Task item ▸ Show, from the entries below, every line in which "verified" appears.

Website and app data records ▸
· · · · · · ·

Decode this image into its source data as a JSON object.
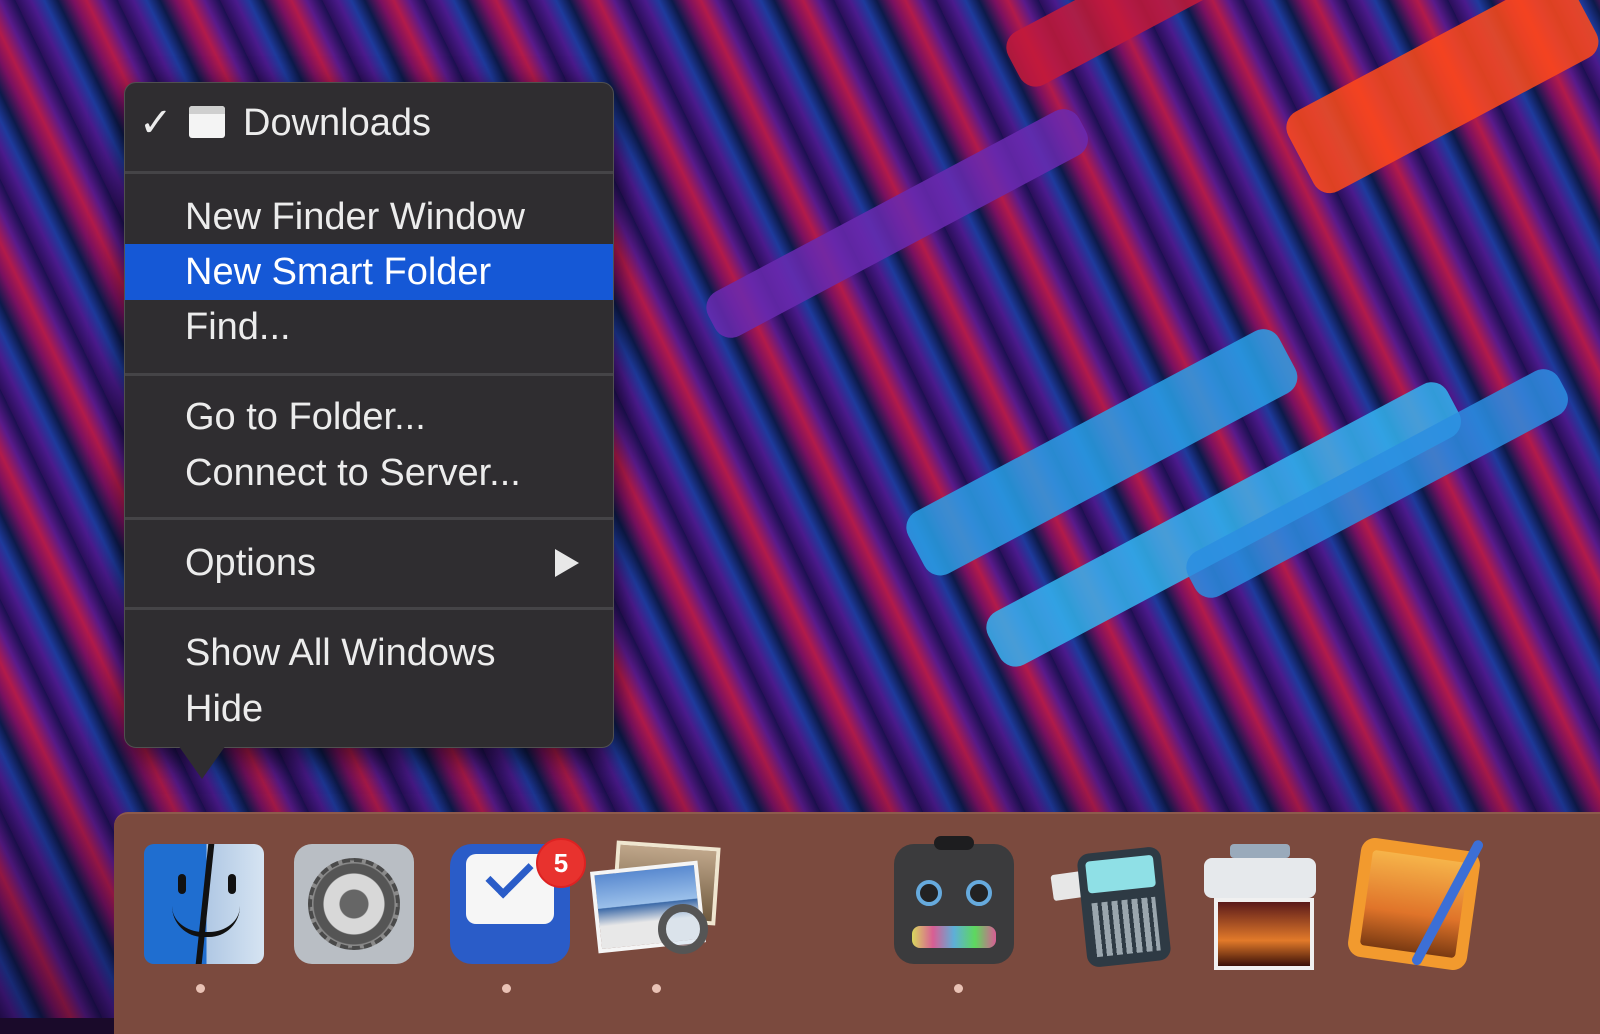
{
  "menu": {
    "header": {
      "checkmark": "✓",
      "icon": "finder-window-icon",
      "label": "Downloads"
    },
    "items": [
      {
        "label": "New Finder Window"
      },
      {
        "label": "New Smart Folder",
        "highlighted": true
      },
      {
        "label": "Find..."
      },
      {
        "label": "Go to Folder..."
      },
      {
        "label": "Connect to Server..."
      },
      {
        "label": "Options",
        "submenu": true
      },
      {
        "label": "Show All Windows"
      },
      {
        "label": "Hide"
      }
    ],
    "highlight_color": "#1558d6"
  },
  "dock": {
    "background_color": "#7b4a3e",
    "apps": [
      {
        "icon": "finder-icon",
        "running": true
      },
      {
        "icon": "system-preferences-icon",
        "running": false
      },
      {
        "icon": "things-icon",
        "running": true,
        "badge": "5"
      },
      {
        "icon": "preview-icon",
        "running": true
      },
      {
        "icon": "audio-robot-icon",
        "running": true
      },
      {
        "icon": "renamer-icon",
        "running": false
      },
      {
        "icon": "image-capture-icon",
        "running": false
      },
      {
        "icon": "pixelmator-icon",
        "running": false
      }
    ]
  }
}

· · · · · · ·

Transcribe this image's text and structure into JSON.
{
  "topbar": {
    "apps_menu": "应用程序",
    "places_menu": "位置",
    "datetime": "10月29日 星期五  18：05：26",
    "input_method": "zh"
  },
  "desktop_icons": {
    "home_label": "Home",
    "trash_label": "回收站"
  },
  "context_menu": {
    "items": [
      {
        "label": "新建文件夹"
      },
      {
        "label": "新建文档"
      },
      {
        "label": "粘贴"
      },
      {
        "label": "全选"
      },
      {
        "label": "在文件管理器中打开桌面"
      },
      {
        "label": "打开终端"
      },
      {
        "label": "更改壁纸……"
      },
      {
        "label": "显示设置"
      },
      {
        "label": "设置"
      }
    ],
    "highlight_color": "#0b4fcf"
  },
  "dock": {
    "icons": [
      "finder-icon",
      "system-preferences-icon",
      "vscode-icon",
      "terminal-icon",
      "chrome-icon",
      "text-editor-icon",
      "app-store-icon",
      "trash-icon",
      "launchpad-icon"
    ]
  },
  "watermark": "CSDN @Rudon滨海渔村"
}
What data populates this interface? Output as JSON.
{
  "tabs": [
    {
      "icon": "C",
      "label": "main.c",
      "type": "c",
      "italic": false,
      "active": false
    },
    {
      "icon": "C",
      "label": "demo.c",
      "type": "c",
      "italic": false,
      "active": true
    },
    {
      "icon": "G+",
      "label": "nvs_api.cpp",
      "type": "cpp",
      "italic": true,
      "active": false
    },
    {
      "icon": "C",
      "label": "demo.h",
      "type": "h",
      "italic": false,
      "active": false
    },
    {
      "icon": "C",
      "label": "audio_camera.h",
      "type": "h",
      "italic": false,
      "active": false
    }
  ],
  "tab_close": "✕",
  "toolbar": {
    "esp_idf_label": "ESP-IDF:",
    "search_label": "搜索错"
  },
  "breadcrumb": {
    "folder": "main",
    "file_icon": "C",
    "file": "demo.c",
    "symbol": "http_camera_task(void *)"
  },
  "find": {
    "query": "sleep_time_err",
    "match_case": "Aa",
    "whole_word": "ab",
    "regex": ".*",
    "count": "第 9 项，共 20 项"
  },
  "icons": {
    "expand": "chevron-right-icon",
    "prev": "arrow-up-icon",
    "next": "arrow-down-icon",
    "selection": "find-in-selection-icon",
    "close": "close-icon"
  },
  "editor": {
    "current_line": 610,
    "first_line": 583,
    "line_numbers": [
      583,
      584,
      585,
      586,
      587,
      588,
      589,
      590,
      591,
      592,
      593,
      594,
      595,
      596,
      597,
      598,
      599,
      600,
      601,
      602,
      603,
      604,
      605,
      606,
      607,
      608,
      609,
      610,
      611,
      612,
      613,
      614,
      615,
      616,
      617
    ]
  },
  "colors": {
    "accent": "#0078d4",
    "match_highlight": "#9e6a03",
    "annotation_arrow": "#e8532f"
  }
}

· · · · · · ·

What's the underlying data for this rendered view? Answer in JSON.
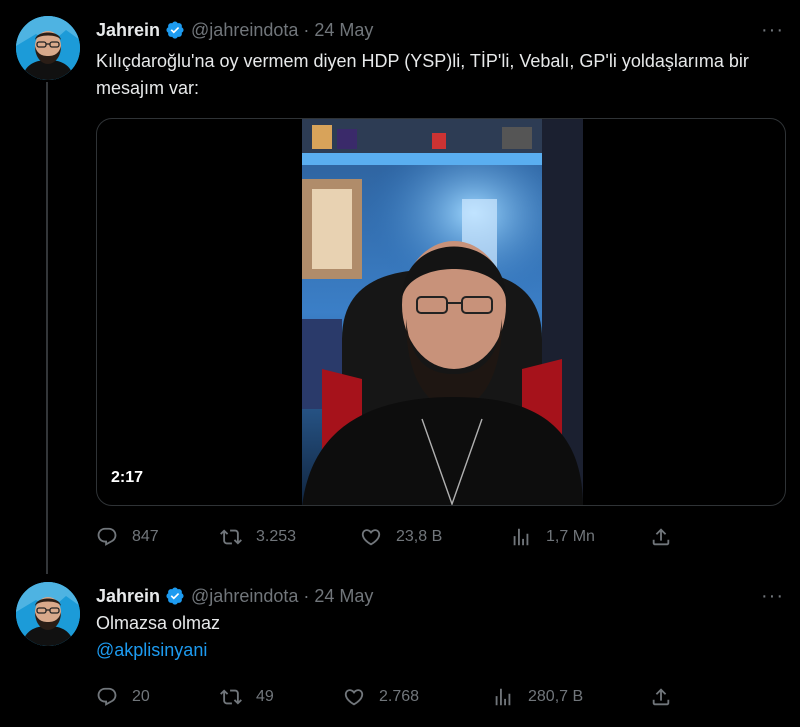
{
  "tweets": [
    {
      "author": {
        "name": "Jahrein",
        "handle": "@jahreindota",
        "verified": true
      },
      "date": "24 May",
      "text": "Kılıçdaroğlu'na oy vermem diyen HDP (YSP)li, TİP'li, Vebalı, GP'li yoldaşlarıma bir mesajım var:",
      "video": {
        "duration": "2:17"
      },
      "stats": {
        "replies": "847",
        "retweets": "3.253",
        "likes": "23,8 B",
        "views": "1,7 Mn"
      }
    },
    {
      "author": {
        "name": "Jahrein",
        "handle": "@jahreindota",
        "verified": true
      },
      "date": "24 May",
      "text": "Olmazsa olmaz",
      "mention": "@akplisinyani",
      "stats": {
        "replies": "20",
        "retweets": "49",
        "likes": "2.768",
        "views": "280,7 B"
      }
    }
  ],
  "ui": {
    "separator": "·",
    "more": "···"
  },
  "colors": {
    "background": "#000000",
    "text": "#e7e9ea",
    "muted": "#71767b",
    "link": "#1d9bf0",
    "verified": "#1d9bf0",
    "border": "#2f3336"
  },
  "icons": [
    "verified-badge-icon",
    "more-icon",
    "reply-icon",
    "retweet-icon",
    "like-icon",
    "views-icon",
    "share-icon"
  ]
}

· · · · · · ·

Response area ▸
        "verified": true
        "verified": true
    "verified": "#1d9bf0",
    "verified-badge-icon",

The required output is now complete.